One of evangelicalism’s craftier enemies is competitive pragmatism. Reformed evangelicals may pat themselves on the back for rejecting seeker-friendly theology or worship, but a numbers-based, results-oriented spirit still tends to find its way inside our institutions and discourse. This is where some recent criticism toward “elite evangelicals” rings true. Articles about the loveliness of small, local churches have been written by authors hoping their writing would unlock a more exciting career or platform than what their own local context could offer. Books on humility and repentance have been written by pastors who were sacrificing integrity and accountability for bigger growth. Evangelicals cannot make these stories go away by pretending they never happened. There must be honest confession of where we’ve simply failed to practice what we preach.
An excruciating string of high-profile evangelical scandals is a violent reminder that character really does matter over charisma. Pragmatism and celebrity culture are decadent trappings that empower well-spoken leaders to escape accountability, hide behind ministry “success,” and set the stage for the gospel to be profaned. Not only that, but as Alan Noble points out in his life-giving book You Are Not Your Own, these trappings put unbearable burdens on our own souls as we constantly compare, compete, and hold onto our turf in order to have a sense of self.
Far better than pragmatism is a commitment to deep discipleship. With the help of a global pandemic, we have seen what life looks like when our conferences and gatherings are closer to 500 than 5,000. Might this be simply better? Might smaller, more local, more tangible expressions of evangelical Christianity be better positioned to equip men and women for the long haul of love and faithfulness?
Might smaller, more local, more tangible expressions of Christianity be better positioned to equip men and women for the long haul of love and faithfulness?
The pandemic has also forced an uncomfortably blunt confrontation between evangelicals and technology. While the internet has made our post-COVID world much more entertaining, many people who turned to the web when they couldn’t physically gather with others are sticking with the web even when they can. But the problem of disembodiment isn’t just a problem for the “kids sports leagues” families in evangelical churches.

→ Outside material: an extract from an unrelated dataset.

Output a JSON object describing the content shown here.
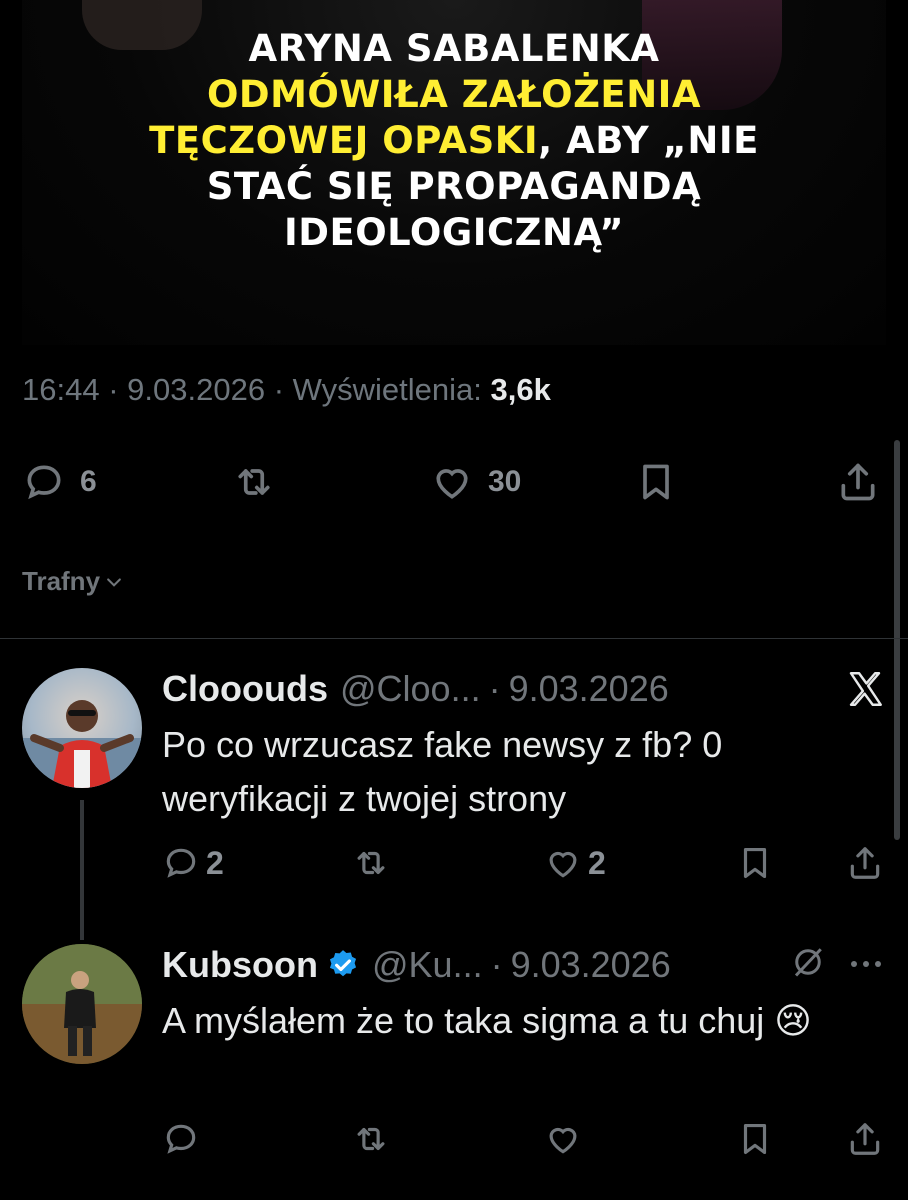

For the last decade, evangelicals have relied on social media and the blogosphere to facilitate theological discourse in a way these platforms simply cannot do. The rancor, resentment, and exhaustion many of us experience even when engaging with fellow members of our tribe is a red flag signaling the need for change.

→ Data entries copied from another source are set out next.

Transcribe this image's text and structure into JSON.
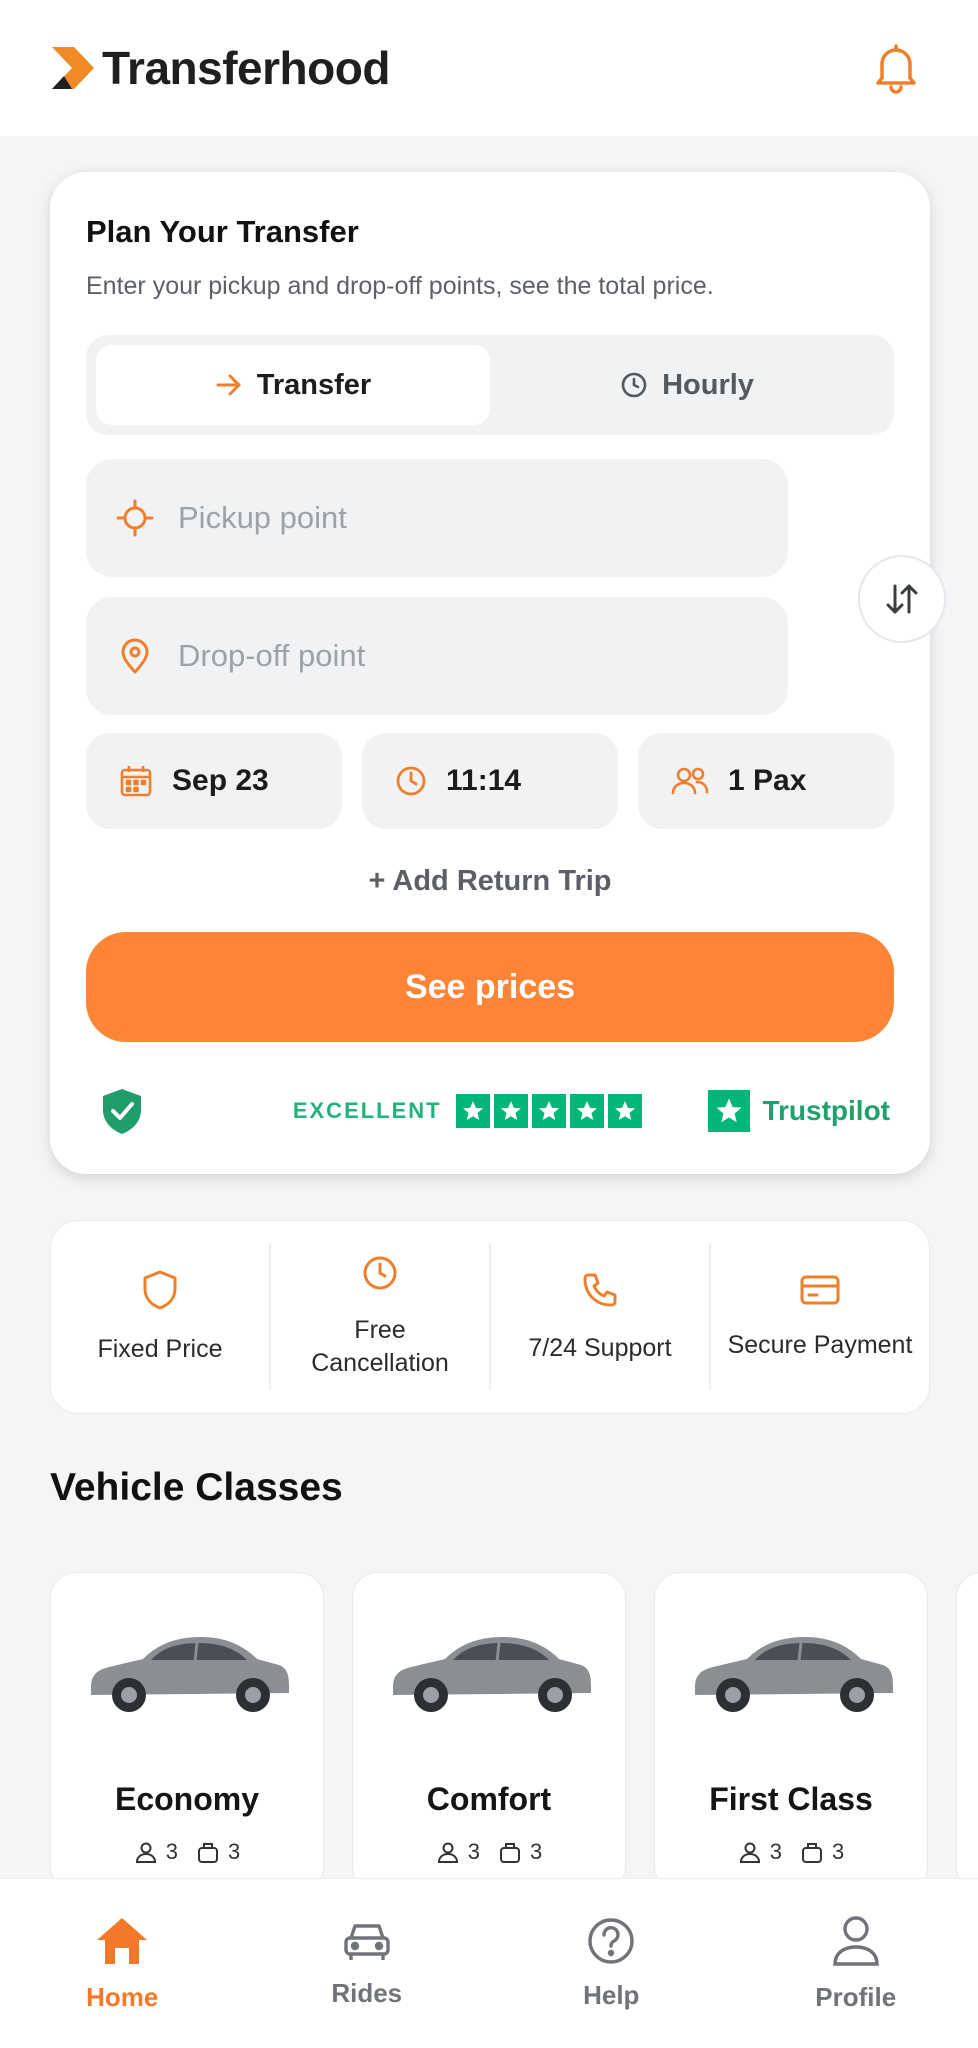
{
  "header": {
    "brand_name": "Transferhood",
    "icons": [
      "transferhood-logo-mark",
      "bell-icon"
    ]
  },
  "plan": {
    "title": "Plan Your Transfer",
    "subtitle": "Enter your pickup and drop-off points, see the total price.",
    "modes": [
      {
        "label": "Transfer",
        "icon": "arrow-right-icon",
        "active": true
      },
      {
        "label": "Hourly",
        "icon": "clock-icon",
        "active": false
      }
    ],
    "pickup_placeholder": "Pickup point",
    "dropoff_placeholder": "Drop-off point",
    "date": "Sep 23",
    "time": "11:14",
    "passengers": "1 Pax",
    "add_return": "+ Add Return Trip",
    "cta": "See prices",
    "trust": {
      "rating_label": "EXCELLENT",
      "stars": 5,
      "provider": "Trustpilot"
    }
  },
  "features": [
    {
      "label": "Fixed Price",
      "icon": "shield-icon"
    },
    {
      "label": "Free Cancellation",
      "icon": "clock-icon"
    },
    {
      "label": "7/24 Support",
      "icon": "phone-icon"
    },
    {
      "label": "Secure Payment",
      "icon": "credit-card-icon"
    }
  ],
  "vehicles": {
    "section_title": "Vehicle Classes",
    "items": [
      {
        "name": "Economy",
        "passengers": "3",
        "luggage": "3"
      },
      {
        "name": "Comfort",
        "passengers": "3",
        "luggage": "3"
      },
      {
        "name": "First Class",
        "passengers": "3",
        "luggage": "3"
      }
    ]
  },
  "nav": [
    {
      "label": "Home",
      "icon": "home-icon",
      "active": true
    },
    {
      "label": "Rides",
      "icon": "car-icon",
      "active": false
    },
    {
      "label": "Help",
      "icon": "help-icon",
      "active": false
    },
    {
      "label": "Profile",
      "icon": "profile-icon",
      "active": false
    }
  ],
  "colors": {
    "accent": "#fd8535",
    "trustpilot_green": "#00b67a",
    "background": "#f4f5f7"
  }
}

While the internet can never be put back inside Pandora’s box, there remains a need for serious interrogation of how algorithms and traffic metrics disfigure our theology and drain our spirit. Efficiency is not the chief end of man. Availability is not our only comfort in life and death. Rest, embodiment, and deep thinking matter more than having access to “everything, all of the time.”
Jesus is the one who makes all things new, including evangelicalism. Ultimately it’s his will, not ours, that matters. But evangelical renewal is possible. Decadence doesn’t need to have the last word.
Throughout American history, as Douthat points out, large-scale crises (like war or economic depression) have often functioned as the darkness right before dawn, fueling a dynamic resurgence of unity and innovation. Social unrest, a global pandemic, and a divided church culture could prove to be a final resting place for our evangelical movement, or it could prove to be the kind of providential trial that triggers revival and renewal. As the problems with the status quo become more inescapable, the desire and willingness for gospel-centered transformation become more compelling.
Evangelical witness matters. Does it matter enough to us?